Work to be completed => If a line in the entries contains the word "this", list it.
○ ○ ○
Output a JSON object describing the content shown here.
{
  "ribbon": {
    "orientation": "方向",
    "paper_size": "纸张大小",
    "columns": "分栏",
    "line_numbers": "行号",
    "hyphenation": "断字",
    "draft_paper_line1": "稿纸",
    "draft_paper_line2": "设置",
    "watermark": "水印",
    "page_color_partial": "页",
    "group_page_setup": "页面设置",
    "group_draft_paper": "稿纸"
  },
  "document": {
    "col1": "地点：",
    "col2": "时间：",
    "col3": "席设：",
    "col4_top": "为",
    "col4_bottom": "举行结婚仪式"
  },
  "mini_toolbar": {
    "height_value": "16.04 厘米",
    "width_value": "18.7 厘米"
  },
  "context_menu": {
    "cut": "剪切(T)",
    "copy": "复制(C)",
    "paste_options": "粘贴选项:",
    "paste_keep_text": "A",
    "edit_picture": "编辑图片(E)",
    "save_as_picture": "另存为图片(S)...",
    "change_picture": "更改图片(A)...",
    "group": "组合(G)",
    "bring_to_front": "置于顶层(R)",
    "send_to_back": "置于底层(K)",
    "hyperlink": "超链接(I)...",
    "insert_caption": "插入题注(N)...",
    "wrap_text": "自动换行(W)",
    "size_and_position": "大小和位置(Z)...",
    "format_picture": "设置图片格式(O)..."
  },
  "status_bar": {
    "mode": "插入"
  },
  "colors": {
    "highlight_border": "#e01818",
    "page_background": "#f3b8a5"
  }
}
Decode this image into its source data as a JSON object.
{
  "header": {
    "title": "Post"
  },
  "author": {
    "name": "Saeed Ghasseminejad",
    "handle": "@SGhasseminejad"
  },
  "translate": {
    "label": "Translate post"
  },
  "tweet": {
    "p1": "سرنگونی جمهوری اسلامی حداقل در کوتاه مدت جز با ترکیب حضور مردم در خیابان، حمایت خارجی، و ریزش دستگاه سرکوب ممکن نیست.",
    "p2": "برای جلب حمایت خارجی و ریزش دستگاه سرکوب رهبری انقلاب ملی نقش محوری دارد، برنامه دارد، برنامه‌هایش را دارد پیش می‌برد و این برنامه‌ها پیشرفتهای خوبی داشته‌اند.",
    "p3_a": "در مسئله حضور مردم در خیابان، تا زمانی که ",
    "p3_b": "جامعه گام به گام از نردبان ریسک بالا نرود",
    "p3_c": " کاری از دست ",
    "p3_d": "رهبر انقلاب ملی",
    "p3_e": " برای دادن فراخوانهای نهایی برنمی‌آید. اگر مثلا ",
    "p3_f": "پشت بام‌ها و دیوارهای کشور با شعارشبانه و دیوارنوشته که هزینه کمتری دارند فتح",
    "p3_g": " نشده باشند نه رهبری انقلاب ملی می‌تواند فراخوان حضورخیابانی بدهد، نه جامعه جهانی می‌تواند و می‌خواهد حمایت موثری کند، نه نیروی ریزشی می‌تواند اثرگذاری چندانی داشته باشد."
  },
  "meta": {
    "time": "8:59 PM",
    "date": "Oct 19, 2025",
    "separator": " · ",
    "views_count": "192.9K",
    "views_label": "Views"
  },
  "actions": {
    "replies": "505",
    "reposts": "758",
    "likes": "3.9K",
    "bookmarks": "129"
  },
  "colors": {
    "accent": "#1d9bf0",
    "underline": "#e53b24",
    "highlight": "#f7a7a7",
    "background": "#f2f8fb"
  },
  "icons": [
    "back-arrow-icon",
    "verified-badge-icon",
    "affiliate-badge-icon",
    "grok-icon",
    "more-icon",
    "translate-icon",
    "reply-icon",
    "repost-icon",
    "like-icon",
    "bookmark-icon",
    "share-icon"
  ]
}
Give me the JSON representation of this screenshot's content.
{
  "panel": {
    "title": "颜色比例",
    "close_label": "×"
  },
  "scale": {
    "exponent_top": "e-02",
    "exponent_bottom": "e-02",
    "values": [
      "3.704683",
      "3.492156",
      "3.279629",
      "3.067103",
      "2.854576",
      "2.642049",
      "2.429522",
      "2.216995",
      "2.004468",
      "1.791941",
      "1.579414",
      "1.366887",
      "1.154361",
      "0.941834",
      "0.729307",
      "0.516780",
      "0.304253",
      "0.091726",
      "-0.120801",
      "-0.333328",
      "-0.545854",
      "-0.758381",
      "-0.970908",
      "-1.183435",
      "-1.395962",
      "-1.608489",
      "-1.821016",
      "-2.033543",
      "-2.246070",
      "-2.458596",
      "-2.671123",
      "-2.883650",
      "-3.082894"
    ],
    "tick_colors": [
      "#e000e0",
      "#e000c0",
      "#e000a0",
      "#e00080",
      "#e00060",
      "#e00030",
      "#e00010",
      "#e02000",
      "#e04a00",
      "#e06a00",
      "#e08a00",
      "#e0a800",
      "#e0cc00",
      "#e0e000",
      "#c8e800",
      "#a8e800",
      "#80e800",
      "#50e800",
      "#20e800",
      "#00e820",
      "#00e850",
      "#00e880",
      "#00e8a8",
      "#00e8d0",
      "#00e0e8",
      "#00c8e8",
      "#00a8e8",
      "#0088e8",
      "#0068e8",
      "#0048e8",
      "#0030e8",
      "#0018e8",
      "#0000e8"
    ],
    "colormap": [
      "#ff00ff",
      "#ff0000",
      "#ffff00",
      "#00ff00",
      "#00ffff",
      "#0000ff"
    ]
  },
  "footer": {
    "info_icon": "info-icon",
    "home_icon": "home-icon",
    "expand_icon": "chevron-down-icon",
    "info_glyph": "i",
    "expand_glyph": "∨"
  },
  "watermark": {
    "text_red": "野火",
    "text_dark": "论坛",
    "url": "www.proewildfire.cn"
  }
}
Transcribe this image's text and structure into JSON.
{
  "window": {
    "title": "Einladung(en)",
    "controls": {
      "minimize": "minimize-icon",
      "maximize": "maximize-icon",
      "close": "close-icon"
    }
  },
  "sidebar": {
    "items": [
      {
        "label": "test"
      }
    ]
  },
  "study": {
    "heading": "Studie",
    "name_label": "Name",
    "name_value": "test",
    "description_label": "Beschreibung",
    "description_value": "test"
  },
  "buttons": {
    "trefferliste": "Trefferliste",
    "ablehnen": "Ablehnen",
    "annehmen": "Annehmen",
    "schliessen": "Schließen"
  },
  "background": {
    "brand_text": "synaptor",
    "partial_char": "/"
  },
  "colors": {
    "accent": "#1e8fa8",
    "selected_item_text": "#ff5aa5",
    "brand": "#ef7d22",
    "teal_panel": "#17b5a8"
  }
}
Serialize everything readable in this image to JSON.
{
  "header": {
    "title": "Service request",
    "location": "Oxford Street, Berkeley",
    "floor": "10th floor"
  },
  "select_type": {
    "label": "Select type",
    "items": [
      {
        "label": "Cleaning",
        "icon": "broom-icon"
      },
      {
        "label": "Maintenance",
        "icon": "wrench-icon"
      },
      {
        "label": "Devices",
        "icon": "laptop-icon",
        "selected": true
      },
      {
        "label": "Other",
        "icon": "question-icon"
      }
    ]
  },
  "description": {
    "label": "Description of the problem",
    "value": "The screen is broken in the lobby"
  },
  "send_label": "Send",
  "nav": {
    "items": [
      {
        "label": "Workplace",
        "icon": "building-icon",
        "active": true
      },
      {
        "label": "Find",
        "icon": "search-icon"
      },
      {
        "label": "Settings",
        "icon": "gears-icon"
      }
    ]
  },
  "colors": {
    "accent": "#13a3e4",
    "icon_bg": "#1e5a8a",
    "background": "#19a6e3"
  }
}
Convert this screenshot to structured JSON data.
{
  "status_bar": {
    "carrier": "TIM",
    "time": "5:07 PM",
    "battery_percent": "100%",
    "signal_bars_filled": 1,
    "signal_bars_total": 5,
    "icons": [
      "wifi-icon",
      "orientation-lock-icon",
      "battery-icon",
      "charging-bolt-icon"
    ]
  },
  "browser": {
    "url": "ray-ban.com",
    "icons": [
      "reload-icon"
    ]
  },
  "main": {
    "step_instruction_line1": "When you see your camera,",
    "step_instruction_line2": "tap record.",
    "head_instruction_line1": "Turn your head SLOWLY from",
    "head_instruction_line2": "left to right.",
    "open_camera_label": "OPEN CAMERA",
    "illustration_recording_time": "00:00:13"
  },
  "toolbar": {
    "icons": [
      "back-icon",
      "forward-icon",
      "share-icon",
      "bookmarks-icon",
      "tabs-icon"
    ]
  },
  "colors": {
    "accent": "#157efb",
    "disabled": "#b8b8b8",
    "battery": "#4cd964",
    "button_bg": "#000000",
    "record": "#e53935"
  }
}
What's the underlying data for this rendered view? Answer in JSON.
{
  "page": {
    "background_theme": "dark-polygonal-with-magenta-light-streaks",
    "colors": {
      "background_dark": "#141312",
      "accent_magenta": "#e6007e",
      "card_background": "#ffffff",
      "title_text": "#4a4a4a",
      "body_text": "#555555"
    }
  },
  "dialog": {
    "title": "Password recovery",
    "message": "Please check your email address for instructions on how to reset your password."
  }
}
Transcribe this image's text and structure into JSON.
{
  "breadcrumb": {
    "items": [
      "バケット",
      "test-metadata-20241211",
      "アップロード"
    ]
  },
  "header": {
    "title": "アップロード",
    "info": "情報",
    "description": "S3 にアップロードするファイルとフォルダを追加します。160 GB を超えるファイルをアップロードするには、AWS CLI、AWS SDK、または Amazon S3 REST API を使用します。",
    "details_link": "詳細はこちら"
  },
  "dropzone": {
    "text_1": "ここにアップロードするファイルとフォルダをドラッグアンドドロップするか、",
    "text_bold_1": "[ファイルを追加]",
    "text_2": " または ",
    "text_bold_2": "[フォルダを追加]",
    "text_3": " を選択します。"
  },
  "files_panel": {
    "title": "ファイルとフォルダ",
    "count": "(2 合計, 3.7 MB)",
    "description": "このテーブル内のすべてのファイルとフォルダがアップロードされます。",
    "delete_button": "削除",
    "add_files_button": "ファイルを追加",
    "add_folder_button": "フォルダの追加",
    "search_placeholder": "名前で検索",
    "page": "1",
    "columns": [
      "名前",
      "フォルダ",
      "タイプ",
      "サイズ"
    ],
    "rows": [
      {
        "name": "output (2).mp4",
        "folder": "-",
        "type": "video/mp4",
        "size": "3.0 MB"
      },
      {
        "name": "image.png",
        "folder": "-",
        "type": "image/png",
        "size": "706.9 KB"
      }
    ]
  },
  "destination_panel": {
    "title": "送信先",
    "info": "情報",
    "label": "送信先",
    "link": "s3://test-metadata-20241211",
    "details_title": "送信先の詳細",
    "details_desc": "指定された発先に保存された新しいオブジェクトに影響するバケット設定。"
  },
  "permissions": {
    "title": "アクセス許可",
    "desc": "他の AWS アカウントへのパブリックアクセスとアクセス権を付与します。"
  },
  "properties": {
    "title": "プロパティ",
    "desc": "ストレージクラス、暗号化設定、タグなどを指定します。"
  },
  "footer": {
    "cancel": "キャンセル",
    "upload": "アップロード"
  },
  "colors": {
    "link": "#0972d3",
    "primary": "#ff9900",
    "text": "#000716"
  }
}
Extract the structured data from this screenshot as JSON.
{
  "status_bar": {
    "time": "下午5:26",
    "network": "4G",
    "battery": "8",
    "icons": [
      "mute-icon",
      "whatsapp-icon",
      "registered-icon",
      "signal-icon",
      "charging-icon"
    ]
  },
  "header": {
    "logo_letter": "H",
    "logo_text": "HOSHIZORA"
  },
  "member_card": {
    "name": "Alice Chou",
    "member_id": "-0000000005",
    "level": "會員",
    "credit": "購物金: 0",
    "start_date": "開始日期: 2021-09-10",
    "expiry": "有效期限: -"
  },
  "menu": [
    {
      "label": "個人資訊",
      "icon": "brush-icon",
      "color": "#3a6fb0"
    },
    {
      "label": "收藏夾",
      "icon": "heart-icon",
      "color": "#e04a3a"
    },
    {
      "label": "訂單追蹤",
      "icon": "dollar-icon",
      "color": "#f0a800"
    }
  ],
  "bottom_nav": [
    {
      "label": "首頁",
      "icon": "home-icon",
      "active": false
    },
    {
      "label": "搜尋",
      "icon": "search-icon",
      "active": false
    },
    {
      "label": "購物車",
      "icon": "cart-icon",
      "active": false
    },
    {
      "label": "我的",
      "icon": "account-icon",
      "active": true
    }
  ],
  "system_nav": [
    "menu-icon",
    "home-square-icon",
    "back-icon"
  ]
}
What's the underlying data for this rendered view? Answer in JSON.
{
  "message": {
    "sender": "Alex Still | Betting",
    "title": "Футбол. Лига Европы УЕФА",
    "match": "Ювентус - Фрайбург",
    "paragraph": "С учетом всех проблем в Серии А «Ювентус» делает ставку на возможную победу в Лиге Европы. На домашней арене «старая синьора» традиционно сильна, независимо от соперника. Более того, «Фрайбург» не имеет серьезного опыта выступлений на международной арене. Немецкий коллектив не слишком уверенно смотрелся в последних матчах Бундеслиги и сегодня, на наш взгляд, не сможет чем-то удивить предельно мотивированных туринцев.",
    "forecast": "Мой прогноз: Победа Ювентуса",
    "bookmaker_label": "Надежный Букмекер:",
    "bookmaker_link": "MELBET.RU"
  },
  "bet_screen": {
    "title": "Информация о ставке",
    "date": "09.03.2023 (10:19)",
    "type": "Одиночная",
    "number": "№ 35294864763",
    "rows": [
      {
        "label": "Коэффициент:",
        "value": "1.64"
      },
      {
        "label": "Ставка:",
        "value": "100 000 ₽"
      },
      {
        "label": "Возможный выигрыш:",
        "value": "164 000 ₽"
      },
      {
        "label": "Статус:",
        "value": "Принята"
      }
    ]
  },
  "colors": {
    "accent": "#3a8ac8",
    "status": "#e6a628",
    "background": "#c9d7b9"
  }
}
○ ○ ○
Solution to the exercise =>
Decode this image into its source data as a JSON object.
Give me the JSON representation of this screenshot's content.
Transcribe this image's text and structure into JSON.
Serialize everything readable in this image to JSON.
Convert this screenshot to structured JSON data.
What's the underlying data for this rendered view? Answer in JSON.
Transcribe this image's text and structure into JSON.
Extract the structured data from this screenshot as JSON.
What's the underlying data for this rendered view? Answer in JSON.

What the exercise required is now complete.